24 February: (the rescue of McClure continued)
Pim’s greeting may seem rather odd…until you know a bit more about the history between Kellett and McClure. Pim had been serving under Kellett on HMS Herald, surveying the Pacific coasts of North and South America. When Kellett became one of the very first officers sent by the Admiralty to look for the Franklin Expedition in 1848, and was ordered to head north, to what would become Alaska, Pim was still serving onboard Herald. A year later Pim was present when McClure, on Investigator, charged headlong into the Canadian Arctic alone, against Kellett’s advice and without the companionship of his superior officer, Collinson (on Enterprise). Talk about McClure probably ran through the men on Herald and it was, most likely, uncomplimentary (to say it mildly).
Pim, though on a mission to rescue as many of the Investigators as possible, seemingly could not resist letting McClure know, right off the bat, that he had the measure of the man…and knew about the shenanigans McClure had pulled to get his ship into the Arctic unaccompanied. If all McClure had been interested in was the glory of discovering either Franklin or the Northwest Passage, Pim was letting him know that he knew McClure was now paying for that glory, as were all of McClure’s men. In my manuscript I wrote:
“[After ignoring Kellett’s advice, and…] By hurrying on in this impulsive and precipitous manner, the ambitious McClure achieved independent command for his Arctic search, while trying to lay on Kellett’s shoulders any blame for negative consequences. McClure effectively split Collinson’s two-ship expedition into two one-ship expeditions, thereby putting all the Investigators and Enterprises in greater danger.”
After all the Resolutes arrived at the Investigator: “Shocked at the Investigators’ conditions, the Resolutes watched them draw lots for the evening meal, which consisted of a pannikin of tea and a very small biscuit. Seeing this ‘…their manly cheeks became moistened with tears.’ The following morning Pim was equally shocked at the meagre fare the Investigators shared for breakfast: merely a weak cup of cocoa without sugar and a moiety of bread…
‘…his feelings overcame him; he rushed to his sledge…brought a large piece of bacon, placed it before us, and gave us the only breakfast we had known for many a long day.’
This reaction so touched Armstrong [McClure’s surgeon] he subsequently wrote: ‘The remembrance of this, and his other acts of kindness to us then, will I hope, never be effaced from our recollection.’

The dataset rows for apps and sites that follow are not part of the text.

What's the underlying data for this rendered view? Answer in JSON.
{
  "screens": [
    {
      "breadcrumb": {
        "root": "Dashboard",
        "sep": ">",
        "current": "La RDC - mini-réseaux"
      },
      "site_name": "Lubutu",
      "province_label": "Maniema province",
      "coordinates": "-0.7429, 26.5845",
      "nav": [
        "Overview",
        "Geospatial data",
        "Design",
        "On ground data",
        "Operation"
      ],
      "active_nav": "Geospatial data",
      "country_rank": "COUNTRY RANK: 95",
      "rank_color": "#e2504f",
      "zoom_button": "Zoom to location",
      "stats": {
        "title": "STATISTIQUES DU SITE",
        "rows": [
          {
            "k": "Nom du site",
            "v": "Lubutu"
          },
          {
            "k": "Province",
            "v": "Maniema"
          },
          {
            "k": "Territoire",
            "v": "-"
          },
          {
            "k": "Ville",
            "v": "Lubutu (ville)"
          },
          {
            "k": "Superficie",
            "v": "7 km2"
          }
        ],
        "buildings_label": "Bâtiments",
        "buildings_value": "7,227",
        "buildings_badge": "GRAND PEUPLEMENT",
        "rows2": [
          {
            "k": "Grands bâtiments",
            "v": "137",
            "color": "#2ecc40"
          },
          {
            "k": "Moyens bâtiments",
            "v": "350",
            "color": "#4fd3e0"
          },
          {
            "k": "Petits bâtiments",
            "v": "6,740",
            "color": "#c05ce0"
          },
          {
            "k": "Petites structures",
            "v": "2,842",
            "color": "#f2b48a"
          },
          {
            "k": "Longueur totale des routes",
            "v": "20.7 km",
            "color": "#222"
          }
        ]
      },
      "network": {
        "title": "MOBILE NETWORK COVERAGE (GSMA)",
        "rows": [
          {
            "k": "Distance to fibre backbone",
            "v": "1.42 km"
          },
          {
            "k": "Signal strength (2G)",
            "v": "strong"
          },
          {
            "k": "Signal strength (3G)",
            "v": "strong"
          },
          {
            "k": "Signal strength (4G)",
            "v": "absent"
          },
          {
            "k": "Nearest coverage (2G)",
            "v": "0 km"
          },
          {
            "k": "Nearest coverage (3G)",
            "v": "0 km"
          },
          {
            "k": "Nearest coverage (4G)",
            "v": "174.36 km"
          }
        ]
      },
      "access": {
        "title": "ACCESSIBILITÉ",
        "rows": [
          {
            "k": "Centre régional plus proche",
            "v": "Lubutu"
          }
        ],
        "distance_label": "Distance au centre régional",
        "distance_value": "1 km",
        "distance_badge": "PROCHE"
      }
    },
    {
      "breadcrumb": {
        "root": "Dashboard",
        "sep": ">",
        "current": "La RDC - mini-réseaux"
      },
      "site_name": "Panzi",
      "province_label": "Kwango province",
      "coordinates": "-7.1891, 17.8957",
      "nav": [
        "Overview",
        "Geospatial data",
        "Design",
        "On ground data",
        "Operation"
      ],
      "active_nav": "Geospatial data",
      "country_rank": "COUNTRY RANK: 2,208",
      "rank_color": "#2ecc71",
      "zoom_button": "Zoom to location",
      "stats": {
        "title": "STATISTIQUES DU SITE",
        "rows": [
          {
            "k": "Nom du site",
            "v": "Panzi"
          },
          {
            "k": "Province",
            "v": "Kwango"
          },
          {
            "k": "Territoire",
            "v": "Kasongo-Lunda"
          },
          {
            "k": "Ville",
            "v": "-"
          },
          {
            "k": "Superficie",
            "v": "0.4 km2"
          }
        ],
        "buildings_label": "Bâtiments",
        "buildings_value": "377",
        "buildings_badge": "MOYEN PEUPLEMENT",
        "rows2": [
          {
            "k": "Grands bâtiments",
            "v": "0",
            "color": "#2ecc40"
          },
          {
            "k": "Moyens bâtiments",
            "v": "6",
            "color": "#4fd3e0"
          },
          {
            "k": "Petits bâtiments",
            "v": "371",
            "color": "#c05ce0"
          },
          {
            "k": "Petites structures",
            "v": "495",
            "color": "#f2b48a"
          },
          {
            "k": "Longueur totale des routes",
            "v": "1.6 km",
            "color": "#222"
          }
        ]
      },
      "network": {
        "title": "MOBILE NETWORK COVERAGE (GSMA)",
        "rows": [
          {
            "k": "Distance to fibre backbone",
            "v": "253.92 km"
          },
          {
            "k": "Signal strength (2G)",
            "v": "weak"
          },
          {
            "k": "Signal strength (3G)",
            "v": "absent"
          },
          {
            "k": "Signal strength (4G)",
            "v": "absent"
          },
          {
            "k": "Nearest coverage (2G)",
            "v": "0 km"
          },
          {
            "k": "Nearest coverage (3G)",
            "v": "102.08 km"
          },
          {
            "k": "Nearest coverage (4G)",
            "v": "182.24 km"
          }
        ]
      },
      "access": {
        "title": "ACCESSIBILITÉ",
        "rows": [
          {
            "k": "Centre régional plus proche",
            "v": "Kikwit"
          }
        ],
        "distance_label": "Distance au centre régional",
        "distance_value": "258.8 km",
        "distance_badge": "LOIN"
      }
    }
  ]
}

“Pim conveyed Kellett’s order for a medical report on the Investigators’ health which Domville had to take immediately to Resolute, unless the Investigators needed urgent medical care. Pim’s instructions were to request McClure’s intended movements, quantity of provisions, and any information he had about Enterprise. Since Domville wasn’t there, McClure compiled the medical report himself with his own spin. Armstrong, Investigator’s surgeon, noted in his journal McClure never asked him to corroborate anything, and only learned Kellett had requested a medical report after he was home and read the Parliamentary Papers…
During the few days Pim remained onboard he helped however he could. He also shared the major world events of the past three years, and the Investigators devoured every detail. Extremely reluctant to admit he needed Kellett’s help, McClure had spun the tall tale he had intended to continue searching eastward. To support this fiction he continued having his weakest men prepare their sledges. The only impact Pim’s arrival had was on their destination, McClure sent them on their own to Resolute instead of the eastern Arctic. He also ordered the Investigators remaining onboard to stay on starvation rations, even though their rescue was at hand. To do otherwise his fiction would fall.”
To be continued…